A panel of health advocates acknowledged problems with the ACA, but said the Republican replacement would have left more people sicker and uninsured. The ACA’s expansion of Medicaid was a lifeline to people with disabilities, said Cori Frazer of Pittsburgh Center for Autistic Advocacy. The Republican alternative would have cut Medicaid.
“For the disabled community, the ACA has not only been life-saving, but life-enabling,” Frazer said.
Discussion of health care reform dominated the two-hour-long town hall meeting, with many advocates stressing the need to preserve Medicaid for lower income people. Murphy’s support for repealing the ACA and cutting Medicare runs counter to his stated mission to improve mental health treatment in the country, said the Rev. Sally Jo Snyder, a United Methodist minister and health advocate for Consumer Health Coalition in Pittsburgh.
“Congressman Murphy had an opportunity to lead,” Snyder said. “Instead he displayed both a lack of courage and a lack of conviction.”
The panel of health advocates included Louanne Bailey from Planned Parenthood, which Murphy has pledged to defund. Planned Parenthood operates three health centers in Murphy’s congressional district, where they serve nearly 3,000 women, Bailey said.

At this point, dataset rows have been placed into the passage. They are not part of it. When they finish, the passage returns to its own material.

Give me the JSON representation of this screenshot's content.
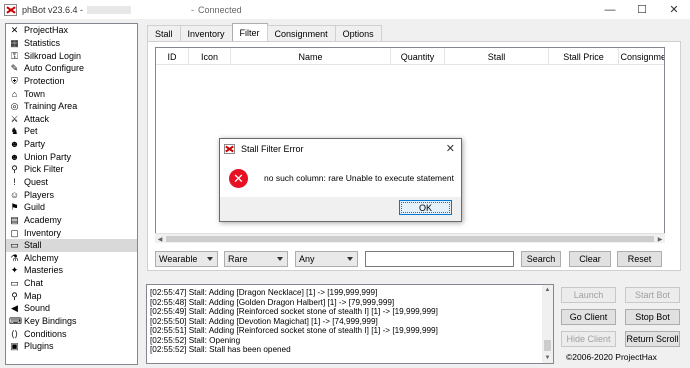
{
  "window": {
    "title": "phBot v23.6.4 -",
    "title_separator": "-",
    "status": "Connected",
    "controls": {
      "minimize": "—",
      "maximize": "☐",
      "close": "✕"
    }
  },
  "sidebar": {
    "items": [
      {
        "label": "ProjectHax",
        "icon": "projecthax-icon",
        "glyph": "✕"
      },
      {
        "label": "Statistics",
        "icon": "statistics-icon",
        "glyph": "▦"
      },
      {
        "label": "Silkroad Login",
        "icon": "key-icon",
        "glyph": "⚿"
      },
      {
        "label": "Auto Configure",
        "icon": "wrench-icon",
        "glyph": "✎"
      },
      {
        "label": "Protection",
        "icon": "shield-icon",
        "glyph": "⛨"
      },
      {
        "label": "Town",
        "icon": "town-icon",
        "glyph": "⌂"
      },
      {
        "label": "Training Area",
        "icon": "target-icon",
        "glyph": "◎"
      },
      {
        "label": "Attack",
        "icon": "sword-icon",
        "glyph": "⚔"
      },
      {
        "label": "Pet",
        "icon": "pet-icon",
        "glyph": "♞"
      },
      {
        "label": "Party",
        "icon": "party-icon",
        "glyph": "☻"
      },
      {
        "label": "Union Party",
        "icon": "union-icon",
        "glyph": "☻"
      },
      {
        "label": "Pick Filter",
        "icon": "filter-icon",
        "glyph": "⚲"
      },
      {
        "label": "Quest",
        "icon": "quest-icon",
        "glyph": "!"
      },
      {
        "label": "Players",
        "icon": "players-icon",
        "glyph": "☺"
      },
      {
        "label": "Guild",
        "icon": "guild-icon",
        "glyph": "⚑"
      },
      {
        "label": "Academy",
        "icon": "academy-icon",
        "glyph": "▤"
      },
      {
        "label": "Inventory",
        "icon": "inventory-icon",
        "glyph": "▢"
      },
      {
        "label": "Stall",
        "icon": "stall-icon",
        "glyph": "▭"
      },
      {
        "label": "Alchemy",
        "icon": "alchemy-icon",
        "glyph": "⚗"
      },
      {
        "label": "Masteries",
        "icon": "masteries-icon",
        "glyph": "✦"
      },
      {
        "label": "Chat",
        "icon": "chat-icon",
        "glyph": "▭"
      },
      {
        "label": "Map",
        "icon": "map-pin-icon",
        "glyph": "⚲"
      },
      {
        "label": "Sound",
        "icon": "speaker-icon",
        "glyph": "◀"
      },
      {
        "label": "Key Bindings",
        "icon": "keyboard-icon",
        "glyph": "⌨"
      },
      {
        "label": "Conditions",
        "icon": "code-icon",
        "glyph": "⟨⟩"
      },
      {
        "label": "Plugins",
        "icon": "plugins-icon",
        "glyph": "▣"
      }
    ],
    "selected": "Stall"
  },
  "tabs": [
    "Stall",
    "Inventory",
    "Filter",
    "Consignment",
    "Options"
  ],
  "active_tab": "Filter",
  "listview": {
    "columns": [
      "ID",
      "Icon",
      "Name",
      "Quantity",
      "Stall",
      "Stall Price",
      "Consignment"
    ],
    "rows": []
  },
  "filters": {
    "type": "Wearable",
    "rarity": "Rare",
    "degree": "Any",
    "search_value": "",
    "search_label": "Search",
    "clear_label": "Clear",
    "reset_label": "Reset"
  },
  "log": [
    "[02:55:47] Stall: Adding [Dragon Necklace] [1] -> [199,999,999]",
    "[02:55:48] Stall: Adding [Golden Dragon Halbert] [1] -> [79,999,999]",
    "[02:55:49] Stall: Adding [Reinforced socket stone of stealth I] [1] -> [19,999,999]",
    "[02:55:50] Stall: Adding [Devotion Magichat] [1] -> [74,999,999]",
    "[02:55:51] Stall: Adding [Reinforced socket stone of stealth I] [1] -> [19,999,999]",
    "[02:55:52] Stall: Opening",
    "[02:55:52] Stall: Stall has been opened"
  ],
  "controls": {
    "launch": "Launch",
    "start_bot": "Start Bot",
    "go_client": "Go Client",
    "stop_bot": "Stop Bot",
    "hide_client": "Hide Client",
    "return_scroll": "Return Scroll",
    "copyright": "©2006-2020 ProjectHax"
  },
  "dialog": {
    "title": "Stall Filter Error",
    "message": "no such column: rare Unable to execute statement",
    "ok_label": "OK",
    "close": "✕",
    "error_glyph": "✕"
  },
  "colors": {
    "error_red": "#e81123",
    "selection_gray": "#d9d9d9",
    "focus_blue": "#0078d7"
  }
}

Since most of Planned Parenthood’s patients are low-income, Planned Parenthood clinics are often reimbursed through the Medicaid program. If that funding dries up, it jeopardizes many women’s access to birth control as well as basic reproductive health care, Bailey said.
However, Murphy’s opposition to Planned Parenthood is what motivated more than a dozen people to organize a counter demonstration to the town hall. The anti-abortion activists gathered outside the community center and held signs in support of Murphy.
Jeannie Fresh of Upper St. Clair said she is a pro-life Democrat and while she is no fan of President Trump, she supports Murphy because of his anti-abortion views and support of community health clinics which she says can offer preventative care to women without performing abortions. A group of people showing support for Murphy stood with signs outside the town hall.
Some speakers at the town hall meeting expressed frustration with the perceived lack of engagement from Murphy. The congressman has not held a public town hall meeting during his congressional breaks this year. Some complained about writing Murphy about an issue only to get an irrelevant form letter in response.
“He’s the invisible man to me, or more specifically, my invisible representative,” said Ed Shupe of Mt. Lebanon.
Some bemoaned the fact that Murphy has not faced a viable challenger in at least two elections. Peter Kohnke, a retired engineer from Bethel Park who is also involved in the expansion and maintenance of Montour Trail, wants to change that, announcing during the town hall his intention to run against Murphy in 2018 as a Democrat.
“I couldn’t find anyone else to run, so I figured I would do it myself,” he said.
Those who spoke at the meeting hailed from across the 18th congressional district, which includes parts of Allegheny, Washington, Westmoreland and Greene counties.